Peter Lawler writes:

Our John observes in the thread (from Texas) that nobody he knows is actually voting for Romney. That’s not as true for me, but it is true that nobody I know in the “persuadable” category is doing so. In this respect, Mitt’s campaign is starting to remind us all more and more of McCain’s. Actually, McCain this time would at least be able to take it to Obama on the collapse of his foreign policy.

No, he wouldn’t, and there are a few reasons why. McCain’s hawkish foreign policy views mean that when he differs with Obama he is consistently wrong, and he is also likely to be on the wrong side of public opinion as well. He would face the same political obstacles that Romney does, but would insist on talking about foreign policy even though it would make his election even less likely. In that respect, McCain would be an even more oblivious candidate than Romney has been. McCain has virtually all of the same misguided foreign policy views as Romney, but like Romney he has few meaningful disagreements with Obama’s foreign policy decisions. Like Romney, he would be compelled to make opportunistic and misleading attacks on Obama’s positions, and would harp on endlessly about appeasement that has never happened. McCain would represent even greater continuity with Bush-era foreign policy, since he was a leading cheerleader for it in Congress, and it would be even easier to hang Bush’s failures around McCain’s neck.

Also like Romney, McCain was not opposed to the Libyan war, and as far as I know he never once suggested that there should be any sort of stabilization force in the country after the fall of the old regime*. If Obama erred by choosing to intervene in Libya, as I believe he did, McCain was in even greater error, since he would have insisted on intervening even sooner with less international support. Any criticism McCain might want to make about the situation in Libya after the war is therefore largely opportunistic and hard to take seriously, and the same would be true if he were the nominee this year.

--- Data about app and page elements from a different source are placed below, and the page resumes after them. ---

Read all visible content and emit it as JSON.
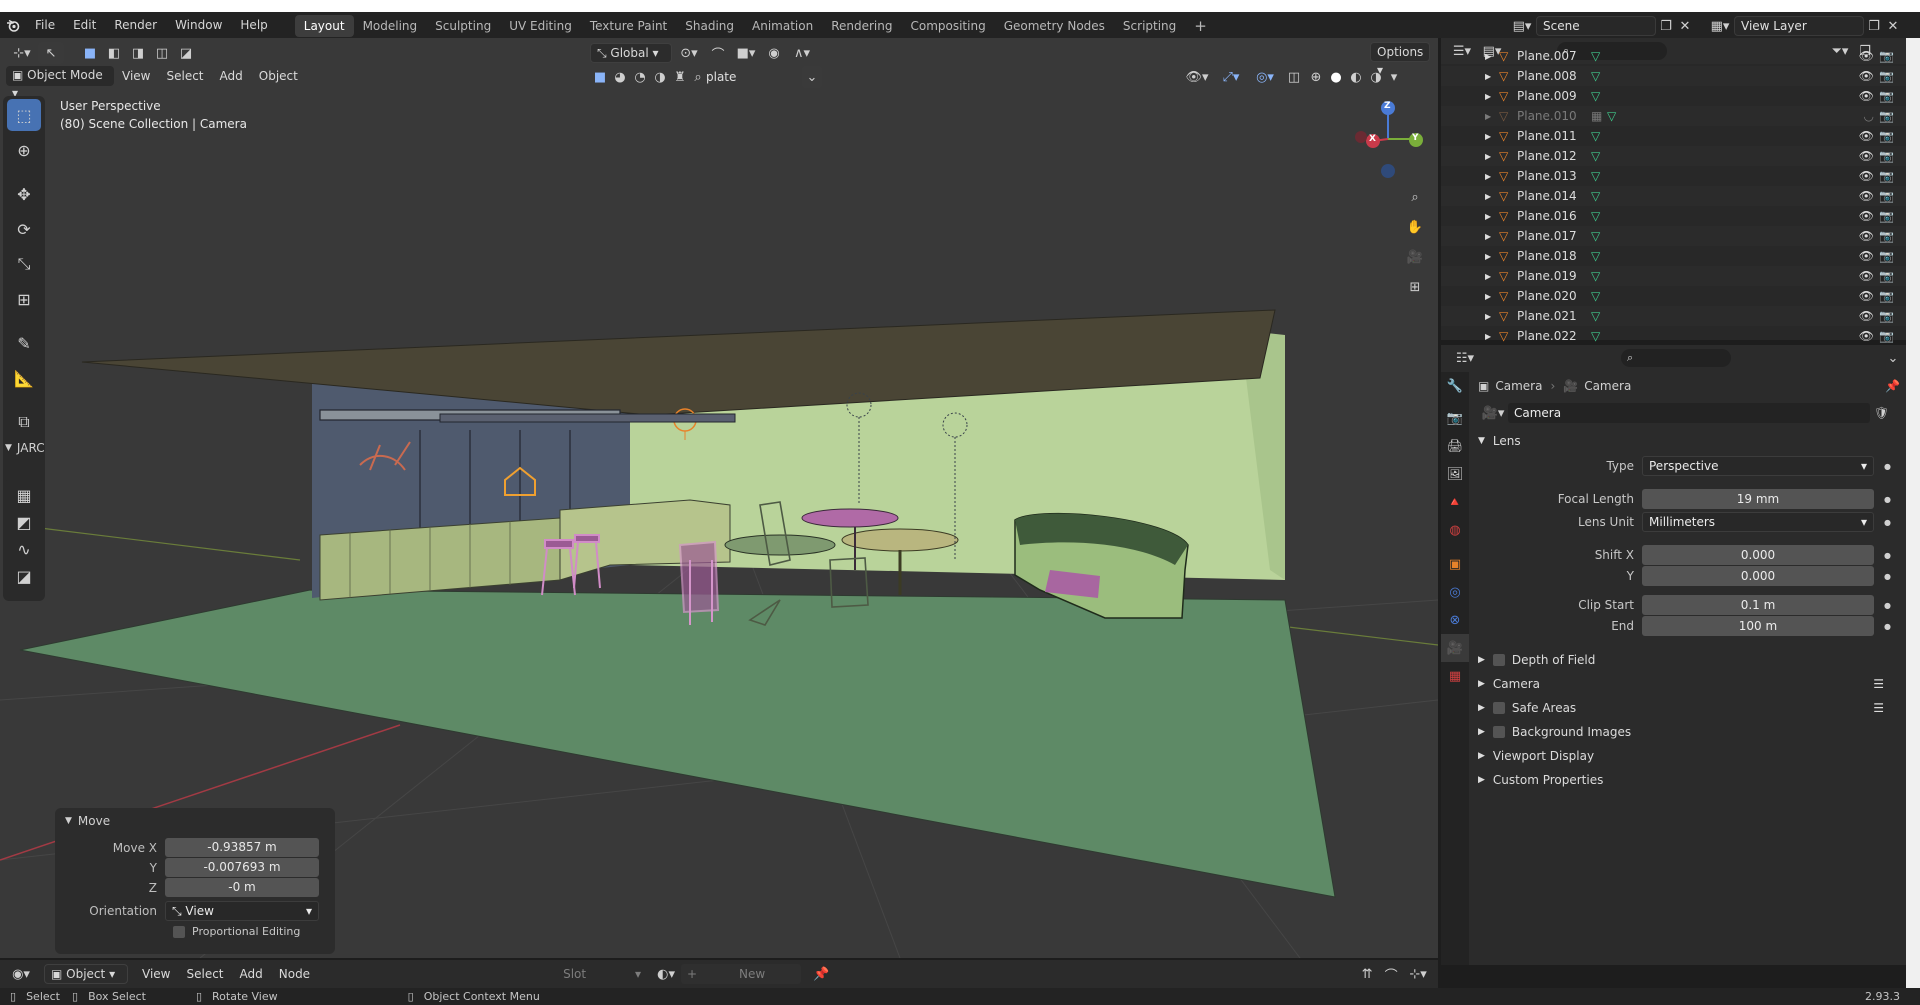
{
  "topbar": {
    "menus": [
      "File",
      "Edit",
      "Render",
      "Window",
      "Help"
    ],
    "workspace_tabs": [
      "Layout",
      "Modeling",
      "Sculpting",
      "UV Editing",
      "Texture Paint",
      "Shading",
      "Animation",
      "Rendering",
      "Compositing",
      "Geometry Nodes",
      "Scripting"
    ],
    "active_tab": "Layout",
    "scene": "Scene",
    "view_layer": "View Layer"
  },
  "viewport_header": {
    "mode": "Object Mode",
    "menus": [
      "View",
      "Select",
      "Add",
      "Object"
    ],
    "orientation": "Global",
    "search_value": "plate",
    "options_label": "Options"
  },
  "viewport": {
    "title": "User Perspective",
    "subtitle": "(80) Scene Collection | Camera",
    "gizmo": {
      "z": "Z",
      "x": "X",
      "y": "Y"
    }
  },
  "toolbar": {
    "panel_label": "JARC"
  },
  "operator_panel": {
    "title": "Move",
    "move_x_label": "Move X",
    "move_x": "-0.93857 m",
    "y_label": "Y",
    "y": "-0.007693 m",
    "z_label": "Z",
    "z": "-0 m",
    "orientation_label": "Orientation",
    "orientation": "View",
    "proportional_label": "Proportional Editing"
  },
  "outliner": {
    "items": [
      {
        "name": "Plane.007",
        "dim": false
      },
      {
        "name": "Plane.008",
        "dim": false
      },
      {
        "name": "Plane.009",
        "dim": false
      },
      {
        "name": "Plane.010",
        "dim": true
      },
      {
        "name": "Plane.011",
        "dim": false
      },
      {
        "name": "Plane.012",
        "dim": false
      },
      {
        "name": "Plane.013",
        "dim": false
      },
      {
        "name": "Plane.014",
        "dim": false
      },
      {
        "name": "Plane.016",
        "dim": false
      },
      {
        "name": "Plane.017",
        "dim": false
      },
      {
        "name": "Plane.018",
        "dim": false
      },
      {
        "name": "Plane.019",
        "dim": false
      },
      {
        "name": "Plane.020",
        "dim": false
      },
      {
        "name": "Plane.021",
        "dim": false
      },
      {
        "name": "Plane.022",
        "dim": false
      }
    ]
  },
  "properties": {
    "breadcrumb_object": "Camera",
    "breadcrumb_data": "Camera",
    "datablock_name": "Camera",
    "lens_section": "Lens",
    "type_label": "Type",
    "type_value": "Perspective",
    "focal_length_label": "Focal Length",
    "focal_length": "19 mm",
    "lens_unit_label": "Lens Unit",
    "lens_unit": "Millimeters",
    "shift_x_label": "Shift X",
    "shift_x": "0.000",
    "shift_y_label": "Y",
    "shift_y": "0.000",
    "clip_start_label": "Clip Start",
    "clip_start": "0.1 m",
    "clip_end_label": "End",
    "clip_end": "100 m",
    "sections": [
      {
        "label": "Depth of Field",
        "checkbox": true,
        "list_icon": false
      },
      {
        "label": "Camera",
        "checkbox": false,
        "list_icon": true
      },
      {
        "label": "Safe Areas",
        "checkbox": true,
        "list_icon": true
      },
      {
        "label": "Background Images",
        "checkbox": true,
        "list_icon": false
      },
      {
        "label": "Viewport Display",
        "checkbox": false,
        "list_icon": false
      },
      {
        "label": "Custom Properties",
        "checkbox": false,
        "list_icon": false
      }
    ]
  },
  "node_header": {
    "mode": "Object",
    "menus": [
      "View",
      "Select",
      "Add",
      "Node"
    ],
    "slot": "Slot",
    "new_label": "New"
  },
  "statusbar": {
    "select": "Select",
    "box_select": "Box Select",
    "rotate_view": "Rotate View",
    "context_menu": "Object Context Menu",
    "version": "2.93.3"
  },
  "colors": {
    "accent": "#4772b3",
    "floor": "#5e8a66",
    "wall": "#b9d39a",
    "roof": "#4a4535",
    "object_orange": "#e8822a",
    "mesh_green": "#3fc98b"
  }
}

Romney’s campaign is flailing and performing slightly worse than McCain was at this point four years ago. One thing that the two campaigns have in common is that both candidates made high-profile displays of their bad judgment and ineptitude in areas where they were admittedly at their weakest. Unfortunately for them, these happened to be foreign policy for Romney and the economy for McCain. Whatever their other qualifications, these moments showed that they were not prepared for the Presidency. If the McCain campaign was sometimes faulted for having been too passive and not being willing to criticize Obama directly, the Romney campaign has had almost the exact opposite problem. It attacks even when it has nothing to say, and in order to launch those attacks it often makes things up that never happened so that there will be something to criticize. The idea that the Romney campaign is failing because it has been insufficiently aggressive in criticizing Obama may be comforting, but it is very much mistaken. If few people are voting for Romney, it’s probably because the Romney campaign and the party it represents are running on (mostly) nothing.

* That isn’t to say that putting a U.S. or NATO stabilization force in Libya would have been wise. The soldiers deployed in Libya for post-conflict stabilization likely would have come under attack on a regular basis, and the low-cost (to the U.S.) Libyan intervention would have turned into an ongoing conflict with American casualties. Incredibly, one of Romney’s top advisers implied last week that this is what should have been done.